[Start of Attachment]

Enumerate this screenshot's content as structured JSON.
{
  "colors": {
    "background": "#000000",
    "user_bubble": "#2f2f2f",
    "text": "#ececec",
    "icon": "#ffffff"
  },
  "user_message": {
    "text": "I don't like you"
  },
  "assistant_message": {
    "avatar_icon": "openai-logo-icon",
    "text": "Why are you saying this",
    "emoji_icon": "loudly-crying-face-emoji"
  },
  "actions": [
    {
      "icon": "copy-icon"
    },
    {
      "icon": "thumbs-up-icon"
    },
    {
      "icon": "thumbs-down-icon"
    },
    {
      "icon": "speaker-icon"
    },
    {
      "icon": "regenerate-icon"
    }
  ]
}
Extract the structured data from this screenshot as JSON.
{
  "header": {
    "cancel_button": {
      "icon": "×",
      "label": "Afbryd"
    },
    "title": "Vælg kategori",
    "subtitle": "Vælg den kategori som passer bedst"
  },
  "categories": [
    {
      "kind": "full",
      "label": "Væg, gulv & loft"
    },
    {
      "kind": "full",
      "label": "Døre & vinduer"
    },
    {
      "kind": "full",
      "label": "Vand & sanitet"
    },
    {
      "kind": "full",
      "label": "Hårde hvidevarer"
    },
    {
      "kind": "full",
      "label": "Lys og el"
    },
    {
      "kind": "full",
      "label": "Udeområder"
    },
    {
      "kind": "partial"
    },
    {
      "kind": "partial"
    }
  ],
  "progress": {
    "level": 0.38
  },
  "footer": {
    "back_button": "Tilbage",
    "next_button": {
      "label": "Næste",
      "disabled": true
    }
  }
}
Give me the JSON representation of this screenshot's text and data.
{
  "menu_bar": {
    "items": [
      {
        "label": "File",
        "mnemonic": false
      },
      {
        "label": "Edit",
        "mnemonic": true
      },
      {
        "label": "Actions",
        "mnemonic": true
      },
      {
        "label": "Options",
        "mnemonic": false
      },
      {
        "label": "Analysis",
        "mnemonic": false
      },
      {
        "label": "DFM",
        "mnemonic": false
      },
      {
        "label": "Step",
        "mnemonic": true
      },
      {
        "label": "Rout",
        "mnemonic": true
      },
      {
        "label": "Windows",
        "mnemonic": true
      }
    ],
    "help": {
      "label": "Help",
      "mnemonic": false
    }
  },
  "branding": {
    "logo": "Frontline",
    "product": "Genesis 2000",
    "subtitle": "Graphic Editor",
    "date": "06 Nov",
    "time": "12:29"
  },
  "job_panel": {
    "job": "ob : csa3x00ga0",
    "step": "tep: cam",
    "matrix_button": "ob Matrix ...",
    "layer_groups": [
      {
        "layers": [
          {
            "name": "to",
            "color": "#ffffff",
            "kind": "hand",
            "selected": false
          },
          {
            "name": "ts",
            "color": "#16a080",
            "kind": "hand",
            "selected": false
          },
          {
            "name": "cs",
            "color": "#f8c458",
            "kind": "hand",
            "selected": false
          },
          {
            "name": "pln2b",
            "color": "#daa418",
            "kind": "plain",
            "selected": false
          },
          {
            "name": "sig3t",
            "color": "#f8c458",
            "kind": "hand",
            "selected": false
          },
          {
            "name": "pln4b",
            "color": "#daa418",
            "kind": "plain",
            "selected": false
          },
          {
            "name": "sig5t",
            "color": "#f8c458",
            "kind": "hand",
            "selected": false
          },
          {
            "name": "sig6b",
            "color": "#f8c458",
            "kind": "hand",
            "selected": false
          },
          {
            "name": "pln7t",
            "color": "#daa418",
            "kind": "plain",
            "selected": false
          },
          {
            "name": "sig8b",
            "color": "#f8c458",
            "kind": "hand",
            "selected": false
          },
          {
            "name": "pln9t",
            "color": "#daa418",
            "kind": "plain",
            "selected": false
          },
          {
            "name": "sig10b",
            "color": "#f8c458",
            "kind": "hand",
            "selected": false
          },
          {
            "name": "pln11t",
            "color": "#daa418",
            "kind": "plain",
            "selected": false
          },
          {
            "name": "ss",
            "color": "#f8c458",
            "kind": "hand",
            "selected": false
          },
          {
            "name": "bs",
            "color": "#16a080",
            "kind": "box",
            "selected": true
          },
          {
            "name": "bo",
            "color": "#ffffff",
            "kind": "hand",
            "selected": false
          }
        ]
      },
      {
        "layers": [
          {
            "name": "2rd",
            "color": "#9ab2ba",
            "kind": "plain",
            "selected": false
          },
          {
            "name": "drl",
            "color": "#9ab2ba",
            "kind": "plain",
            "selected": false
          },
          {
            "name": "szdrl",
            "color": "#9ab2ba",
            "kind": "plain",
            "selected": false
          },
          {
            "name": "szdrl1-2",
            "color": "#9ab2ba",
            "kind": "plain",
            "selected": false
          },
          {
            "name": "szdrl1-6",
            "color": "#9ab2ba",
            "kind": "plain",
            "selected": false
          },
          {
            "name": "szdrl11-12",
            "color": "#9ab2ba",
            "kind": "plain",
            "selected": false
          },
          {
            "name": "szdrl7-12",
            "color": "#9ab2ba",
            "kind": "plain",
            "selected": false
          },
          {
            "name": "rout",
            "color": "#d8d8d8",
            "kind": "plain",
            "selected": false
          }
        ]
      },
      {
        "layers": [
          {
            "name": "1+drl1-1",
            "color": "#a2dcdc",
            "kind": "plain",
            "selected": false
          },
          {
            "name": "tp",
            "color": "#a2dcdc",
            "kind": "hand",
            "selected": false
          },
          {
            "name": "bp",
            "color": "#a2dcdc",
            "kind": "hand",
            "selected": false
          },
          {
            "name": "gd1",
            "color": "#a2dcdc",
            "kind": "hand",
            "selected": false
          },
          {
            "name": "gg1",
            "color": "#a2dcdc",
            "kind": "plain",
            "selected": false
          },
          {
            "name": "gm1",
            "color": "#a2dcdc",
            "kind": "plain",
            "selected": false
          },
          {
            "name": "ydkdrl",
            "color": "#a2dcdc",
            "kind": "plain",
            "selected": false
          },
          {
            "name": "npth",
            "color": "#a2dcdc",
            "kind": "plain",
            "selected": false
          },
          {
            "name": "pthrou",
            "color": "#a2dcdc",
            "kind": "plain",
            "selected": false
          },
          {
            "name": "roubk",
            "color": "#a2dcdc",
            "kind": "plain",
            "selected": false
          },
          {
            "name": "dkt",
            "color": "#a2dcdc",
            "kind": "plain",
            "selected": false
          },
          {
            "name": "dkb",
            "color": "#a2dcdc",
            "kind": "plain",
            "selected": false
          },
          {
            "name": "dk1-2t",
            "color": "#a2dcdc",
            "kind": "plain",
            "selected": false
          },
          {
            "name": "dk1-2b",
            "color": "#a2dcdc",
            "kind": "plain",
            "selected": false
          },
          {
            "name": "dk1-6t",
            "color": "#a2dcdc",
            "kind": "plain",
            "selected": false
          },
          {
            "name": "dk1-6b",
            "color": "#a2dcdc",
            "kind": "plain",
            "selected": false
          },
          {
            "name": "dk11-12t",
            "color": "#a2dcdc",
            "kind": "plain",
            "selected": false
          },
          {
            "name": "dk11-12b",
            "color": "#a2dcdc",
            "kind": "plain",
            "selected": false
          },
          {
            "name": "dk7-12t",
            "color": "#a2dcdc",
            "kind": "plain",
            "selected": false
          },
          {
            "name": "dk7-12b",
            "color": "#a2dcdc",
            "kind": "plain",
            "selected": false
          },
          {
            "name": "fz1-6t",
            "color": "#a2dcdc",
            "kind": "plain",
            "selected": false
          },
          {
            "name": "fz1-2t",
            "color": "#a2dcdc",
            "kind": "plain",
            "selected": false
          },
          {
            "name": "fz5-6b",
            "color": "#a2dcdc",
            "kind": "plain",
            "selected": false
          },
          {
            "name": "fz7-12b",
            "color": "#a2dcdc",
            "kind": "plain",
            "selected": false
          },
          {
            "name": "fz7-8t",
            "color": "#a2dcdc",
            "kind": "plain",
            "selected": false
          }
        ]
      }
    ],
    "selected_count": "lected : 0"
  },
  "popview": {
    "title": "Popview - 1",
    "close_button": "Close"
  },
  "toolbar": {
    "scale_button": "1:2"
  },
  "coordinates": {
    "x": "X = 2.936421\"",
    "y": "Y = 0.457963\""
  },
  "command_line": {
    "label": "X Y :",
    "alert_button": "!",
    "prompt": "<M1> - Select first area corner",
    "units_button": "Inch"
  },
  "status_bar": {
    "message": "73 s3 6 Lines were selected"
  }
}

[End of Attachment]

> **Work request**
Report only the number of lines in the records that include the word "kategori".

> **Output for this task**
2